Waves of migration into the city since the early 1900’s were met by a lack of affordable housing, poor infrastructure and ineffectual government. Millions of families still live in favelas where waste collection and treatment are problematic. But one can hardly lay the blame on the poor alone: in metropolitan Rio only forty percent of waste water is treated. Some municipalities in its periphery lack any and all treatment. Whether one lives in a shack or a gated condominium, works in a multinational industrial park or a local workshop makes little difference. As a result the Guanabara has become 412 square kilometre open sewer.
Being in an oil producing region, perhaps its destiny was always destined to be tragic. Once harvested from whales, oil is now brought from wells deep below the underwater crust then transported via pipeline to refineries along the bay’s edge. Recent "accidents" have had devastating consequences. Since 2000 alone, nearly 1.5 million litres of oil have spilled into the Guanabara and its estuaries, contributing to the devastation of the once healthy mangroves, the wildlife population and the health and economic well-being of bayside communities.
It is estimated that anywhere between ten and twenty thousand registered and unregistered artisanal fishermen operate in Rio de Janeiro's Guanabara bay at any given time. These workers have carried the economic cost of its degradation more than any other group. But while the fish are vanishing the diminishing resources continue to be shared among many. For Rio's poor living near the bay, relying on this ancient trade has always been a trusted way to weather an economic storm. Now it's becoming unsustainable.

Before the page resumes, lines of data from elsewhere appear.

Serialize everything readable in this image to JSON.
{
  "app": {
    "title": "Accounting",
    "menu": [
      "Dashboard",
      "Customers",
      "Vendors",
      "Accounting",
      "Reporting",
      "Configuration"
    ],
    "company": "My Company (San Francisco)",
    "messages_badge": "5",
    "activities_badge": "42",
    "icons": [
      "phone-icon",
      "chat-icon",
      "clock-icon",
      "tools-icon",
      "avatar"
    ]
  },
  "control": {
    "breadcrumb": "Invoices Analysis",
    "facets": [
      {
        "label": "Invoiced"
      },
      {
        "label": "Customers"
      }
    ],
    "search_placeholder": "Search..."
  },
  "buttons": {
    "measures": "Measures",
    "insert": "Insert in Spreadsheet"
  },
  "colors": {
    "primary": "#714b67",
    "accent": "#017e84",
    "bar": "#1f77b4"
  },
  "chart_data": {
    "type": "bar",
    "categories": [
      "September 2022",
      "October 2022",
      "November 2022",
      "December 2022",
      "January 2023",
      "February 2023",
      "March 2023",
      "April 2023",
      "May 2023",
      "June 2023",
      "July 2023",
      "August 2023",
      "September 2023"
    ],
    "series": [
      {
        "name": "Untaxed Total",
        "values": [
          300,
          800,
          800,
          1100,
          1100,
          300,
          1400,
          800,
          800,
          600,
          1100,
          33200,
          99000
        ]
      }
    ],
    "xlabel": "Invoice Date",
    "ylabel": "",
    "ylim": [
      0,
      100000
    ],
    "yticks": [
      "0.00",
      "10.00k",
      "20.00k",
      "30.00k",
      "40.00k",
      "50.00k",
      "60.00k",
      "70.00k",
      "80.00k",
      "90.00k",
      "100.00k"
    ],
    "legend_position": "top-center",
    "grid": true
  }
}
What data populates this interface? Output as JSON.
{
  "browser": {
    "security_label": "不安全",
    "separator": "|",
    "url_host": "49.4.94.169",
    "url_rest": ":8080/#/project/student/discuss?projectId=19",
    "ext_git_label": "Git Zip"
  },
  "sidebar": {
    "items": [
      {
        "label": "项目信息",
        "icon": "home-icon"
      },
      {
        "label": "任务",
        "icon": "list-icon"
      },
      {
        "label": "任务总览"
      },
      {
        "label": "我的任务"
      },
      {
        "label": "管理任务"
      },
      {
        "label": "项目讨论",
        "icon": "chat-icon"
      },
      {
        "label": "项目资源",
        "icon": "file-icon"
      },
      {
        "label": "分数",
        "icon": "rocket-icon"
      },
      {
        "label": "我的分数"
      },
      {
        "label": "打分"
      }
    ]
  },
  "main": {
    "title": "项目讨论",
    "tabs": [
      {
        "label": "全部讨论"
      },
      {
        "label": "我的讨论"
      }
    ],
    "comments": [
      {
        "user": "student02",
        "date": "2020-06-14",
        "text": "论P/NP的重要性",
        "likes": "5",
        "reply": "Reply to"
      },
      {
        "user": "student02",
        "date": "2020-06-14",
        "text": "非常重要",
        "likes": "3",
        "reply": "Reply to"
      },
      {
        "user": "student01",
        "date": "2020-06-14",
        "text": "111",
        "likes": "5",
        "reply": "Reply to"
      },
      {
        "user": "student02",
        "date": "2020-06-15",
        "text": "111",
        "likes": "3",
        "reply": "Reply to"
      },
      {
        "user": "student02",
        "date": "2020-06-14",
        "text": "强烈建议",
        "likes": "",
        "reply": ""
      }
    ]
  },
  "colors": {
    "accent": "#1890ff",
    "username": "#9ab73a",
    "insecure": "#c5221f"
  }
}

“I’ve been fishing since I was sixteen, I learned from my uncle,” says Santelmo, 58, “this is all I’ve known. We used to have no problem finding fish, now we have to risk fishing in restricted military areas, where they shoot us with rubber bullets. My brother lost his leg to a soldier’s lead. We can’t fish during certain times of the year but the government doesn’t pay us our social security on time, so what are we supposed to do? Starve?”